What Is Contingent?
When a property is marked as contingent, an offer has been accepted by the seller. Contingent deals are still active listings because they are liable to fall out of contract if requested provisions are not met. If all goes well, contingent deals will advance to a pending state.
What Is Pending?
When a property is marked as pending, an offer has been accepted by the seller and all contingencies have been satisfactorily addressed or waived. Pending deals are no longer considered active listings.
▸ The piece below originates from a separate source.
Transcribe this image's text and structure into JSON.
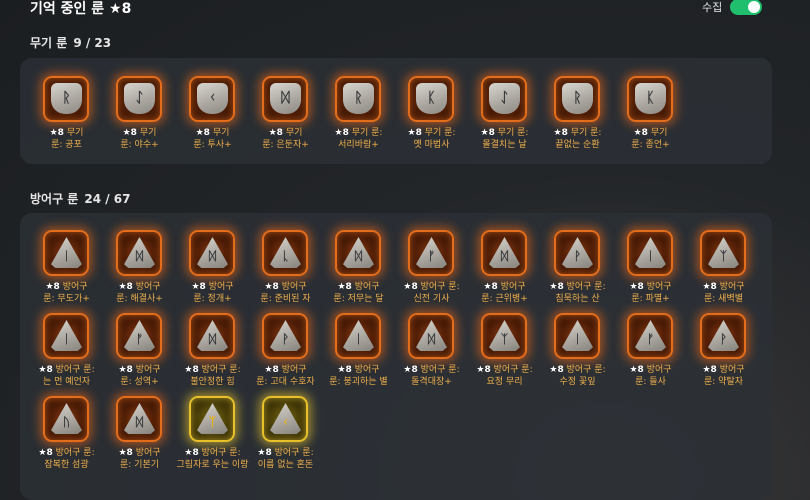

A home will remain in the pending state until all legal work has been processed.
Financial Contingency – If a buyer cannot get the home loan or mortgage they anticipated, the seller can opt out.
Appraisal Contingency– If an appraisal reveals that the home is worth less than the offer, the buyer can request a lower price or opt out.
Inspection Contingency – If a home inspection reveals problems, the buyer can request repairs, compensation, or opt out.
Title Contingency If a title report reveals a conflicting ownership status, the buyer can opt out.Active – First RightIf the buyer cannot match additional offers made on the home, the seller can opt out.Active – Kick OutIf the buyer cannot sell their current home in time to pay, the seller can opt out.
Common Pending Types
In most cases, (but not all) Pending is a good indicator that the home is SOLD and the sale transaction will take place.
Pending – Taking Backups The seller accepted an offer on their home, but something has hit a snag in the final stages; perhaps there was an issue with a contingency on the offer. Now, the seller is taking backup offers in case their deal falls through.
Pending – Short Sale
The accepted offer is a short sale and must be approved by additional lenders or banks outside of the buyer or seller’s control, which may take a long period of time to process.
Pending – More Than 4 Months
The accepted offer has been pending for more than four months. This can be due to snagged negotiations, delayed construction, longer-than-usual processing time or simply agent oversight in updating the listing status.